In 1992, when twelve-year-old Severn Cullis-Suzuki warned of the dangers of climate change at the Earth Summit in Rio de Janeiro, the gathered leaders smiled approvingly at this articulate young woman with a moving message.
Now, thirty years later, another generation of youth are showing up, online or in person, at COP-26 in Paris. They are still articulate, but by this time they are also very angry and very scared.
Youth4Pacific is a group of young people from the nations of the Pacific and the Pacific diaspora. Declaring, “We are not drowning! We are fighting!” they’re working to interweave traditional practices and philosophies with urgently needed new modes of living, rebuild financial systems, end the use of fossil fuels, and promote young leaders.
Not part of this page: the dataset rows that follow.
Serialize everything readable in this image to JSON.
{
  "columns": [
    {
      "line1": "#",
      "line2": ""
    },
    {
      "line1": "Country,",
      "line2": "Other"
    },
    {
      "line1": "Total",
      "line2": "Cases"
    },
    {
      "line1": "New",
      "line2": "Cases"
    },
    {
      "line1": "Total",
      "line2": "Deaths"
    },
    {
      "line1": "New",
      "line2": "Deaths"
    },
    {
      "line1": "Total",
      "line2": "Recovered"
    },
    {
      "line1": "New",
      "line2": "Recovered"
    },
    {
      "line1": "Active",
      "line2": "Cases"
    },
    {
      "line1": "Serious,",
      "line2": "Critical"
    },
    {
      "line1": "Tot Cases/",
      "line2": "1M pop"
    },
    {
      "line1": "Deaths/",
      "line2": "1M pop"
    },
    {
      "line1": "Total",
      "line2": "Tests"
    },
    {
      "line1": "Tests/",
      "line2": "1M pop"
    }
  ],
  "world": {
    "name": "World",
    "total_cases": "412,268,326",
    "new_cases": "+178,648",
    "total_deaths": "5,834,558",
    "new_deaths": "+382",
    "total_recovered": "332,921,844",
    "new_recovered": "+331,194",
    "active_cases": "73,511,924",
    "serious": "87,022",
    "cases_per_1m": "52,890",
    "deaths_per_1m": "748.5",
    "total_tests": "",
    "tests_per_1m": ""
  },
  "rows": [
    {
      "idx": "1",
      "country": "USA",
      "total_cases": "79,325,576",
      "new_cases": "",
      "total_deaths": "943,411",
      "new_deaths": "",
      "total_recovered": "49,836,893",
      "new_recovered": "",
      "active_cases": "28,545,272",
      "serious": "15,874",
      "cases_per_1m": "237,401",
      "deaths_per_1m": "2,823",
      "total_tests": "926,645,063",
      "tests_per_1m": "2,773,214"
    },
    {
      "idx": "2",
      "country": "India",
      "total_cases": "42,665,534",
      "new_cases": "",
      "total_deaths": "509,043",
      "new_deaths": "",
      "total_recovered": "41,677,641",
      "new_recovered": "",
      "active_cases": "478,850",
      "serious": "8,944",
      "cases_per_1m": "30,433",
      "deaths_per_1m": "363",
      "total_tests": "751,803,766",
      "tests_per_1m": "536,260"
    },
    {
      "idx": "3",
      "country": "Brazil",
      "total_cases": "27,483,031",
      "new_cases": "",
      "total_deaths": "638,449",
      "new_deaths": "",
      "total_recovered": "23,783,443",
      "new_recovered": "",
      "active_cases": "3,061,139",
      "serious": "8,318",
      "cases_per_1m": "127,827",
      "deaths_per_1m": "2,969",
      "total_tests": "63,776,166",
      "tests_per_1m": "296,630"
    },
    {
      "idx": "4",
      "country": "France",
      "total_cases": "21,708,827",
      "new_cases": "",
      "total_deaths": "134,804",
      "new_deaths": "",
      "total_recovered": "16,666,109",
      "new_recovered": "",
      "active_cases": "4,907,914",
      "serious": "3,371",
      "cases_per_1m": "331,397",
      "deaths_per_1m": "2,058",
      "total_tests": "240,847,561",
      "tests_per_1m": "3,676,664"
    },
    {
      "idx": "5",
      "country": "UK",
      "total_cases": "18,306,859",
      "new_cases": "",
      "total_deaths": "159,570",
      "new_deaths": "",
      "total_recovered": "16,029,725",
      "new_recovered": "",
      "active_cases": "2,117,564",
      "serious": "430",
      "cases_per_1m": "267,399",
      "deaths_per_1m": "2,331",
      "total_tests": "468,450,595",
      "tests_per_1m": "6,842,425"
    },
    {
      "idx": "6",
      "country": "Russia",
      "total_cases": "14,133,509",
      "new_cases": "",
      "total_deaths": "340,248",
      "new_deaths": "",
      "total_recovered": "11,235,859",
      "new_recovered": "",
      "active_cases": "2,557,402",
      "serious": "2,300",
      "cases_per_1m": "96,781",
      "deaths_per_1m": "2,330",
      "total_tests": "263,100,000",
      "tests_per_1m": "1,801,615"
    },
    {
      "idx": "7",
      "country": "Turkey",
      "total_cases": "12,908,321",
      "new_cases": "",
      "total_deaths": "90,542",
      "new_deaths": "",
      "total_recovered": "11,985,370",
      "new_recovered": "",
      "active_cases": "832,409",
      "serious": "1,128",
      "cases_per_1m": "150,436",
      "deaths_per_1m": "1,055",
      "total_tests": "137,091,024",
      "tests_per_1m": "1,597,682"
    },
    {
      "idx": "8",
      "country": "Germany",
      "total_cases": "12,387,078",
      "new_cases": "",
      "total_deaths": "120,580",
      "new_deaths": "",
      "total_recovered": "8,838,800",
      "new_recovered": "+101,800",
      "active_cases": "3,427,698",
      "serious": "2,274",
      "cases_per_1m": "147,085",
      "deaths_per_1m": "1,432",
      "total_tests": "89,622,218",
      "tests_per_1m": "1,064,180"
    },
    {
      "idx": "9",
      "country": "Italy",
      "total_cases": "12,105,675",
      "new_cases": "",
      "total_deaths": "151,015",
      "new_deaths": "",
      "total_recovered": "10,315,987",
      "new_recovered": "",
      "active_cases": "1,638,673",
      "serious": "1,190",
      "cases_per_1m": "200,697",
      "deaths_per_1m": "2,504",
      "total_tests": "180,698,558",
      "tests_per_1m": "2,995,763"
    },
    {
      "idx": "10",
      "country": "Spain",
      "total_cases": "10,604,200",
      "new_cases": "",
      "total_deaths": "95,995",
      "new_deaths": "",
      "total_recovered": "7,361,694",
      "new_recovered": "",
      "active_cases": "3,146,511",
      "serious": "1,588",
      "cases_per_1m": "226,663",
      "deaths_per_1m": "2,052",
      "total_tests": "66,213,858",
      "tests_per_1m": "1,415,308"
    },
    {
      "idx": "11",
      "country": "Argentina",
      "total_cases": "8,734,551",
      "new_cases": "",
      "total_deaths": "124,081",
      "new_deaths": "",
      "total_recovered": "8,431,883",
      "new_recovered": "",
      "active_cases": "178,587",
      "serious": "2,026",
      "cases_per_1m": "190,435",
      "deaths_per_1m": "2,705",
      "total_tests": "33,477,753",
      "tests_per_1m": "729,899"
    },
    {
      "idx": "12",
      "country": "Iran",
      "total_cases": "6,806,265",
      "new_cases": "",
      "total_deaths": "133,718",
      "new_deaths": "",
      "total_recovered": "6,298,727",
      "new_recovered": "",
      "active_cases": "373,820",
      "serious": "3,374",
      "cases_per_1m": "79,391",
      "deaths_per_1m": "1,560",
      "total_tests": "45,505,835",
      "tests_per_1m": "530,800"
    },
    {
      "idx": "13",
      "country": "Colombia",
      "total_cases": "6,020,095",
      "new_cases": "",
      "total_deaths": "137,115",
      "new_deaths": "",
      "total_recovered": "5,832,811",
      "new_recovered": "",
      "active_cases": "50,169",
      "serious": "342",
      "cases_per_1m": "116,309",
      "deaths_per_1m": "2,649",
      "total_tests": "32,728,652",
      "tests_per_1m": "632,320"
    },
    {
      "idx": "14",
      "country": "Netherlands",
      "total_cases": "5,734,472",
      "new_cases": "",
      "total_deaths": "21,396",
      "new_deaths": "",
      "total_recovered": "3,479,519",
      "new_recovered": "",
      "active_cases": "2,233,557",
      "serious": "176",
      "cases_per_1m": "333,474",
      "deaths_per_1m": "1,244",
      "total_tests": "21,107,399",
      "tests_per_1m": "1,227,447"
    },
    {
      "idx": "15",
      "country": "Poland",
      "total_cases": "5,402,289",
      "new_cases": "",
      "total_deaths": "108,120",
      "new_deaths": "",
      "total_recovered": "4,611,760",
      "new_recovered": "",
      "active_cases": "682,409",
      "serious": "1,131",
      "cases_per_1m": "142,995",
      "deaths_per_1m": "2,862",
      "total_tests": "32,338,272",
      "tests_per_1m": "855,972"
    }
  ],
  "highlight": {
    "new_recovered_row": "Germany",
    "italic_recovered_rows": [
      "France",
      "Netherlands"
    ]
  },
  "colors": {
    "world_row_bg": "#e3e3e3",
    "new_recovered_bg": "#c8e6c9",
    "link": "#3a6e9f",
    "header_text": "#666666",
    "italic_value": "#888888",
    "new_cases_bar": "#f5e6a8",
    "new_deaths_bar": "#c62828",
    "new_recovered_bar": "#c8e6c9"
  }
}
When we talk about finding and making beauty in wounded places, we must acknowledge that the entire Earth is a wounded place and will become more so as climate change wreaks its unpredictable havoc. Youth4Pacific chose as its symbol the sei, a flower known for its beauty and its resilience. The questions we must all answer now—youth and adults, people of all nations and ethnicities—are, “How do use beauty as a tool for our fight?” And, “Recognizing that wounded lands grow wounded people, how can we offer support and appreciation to one another?”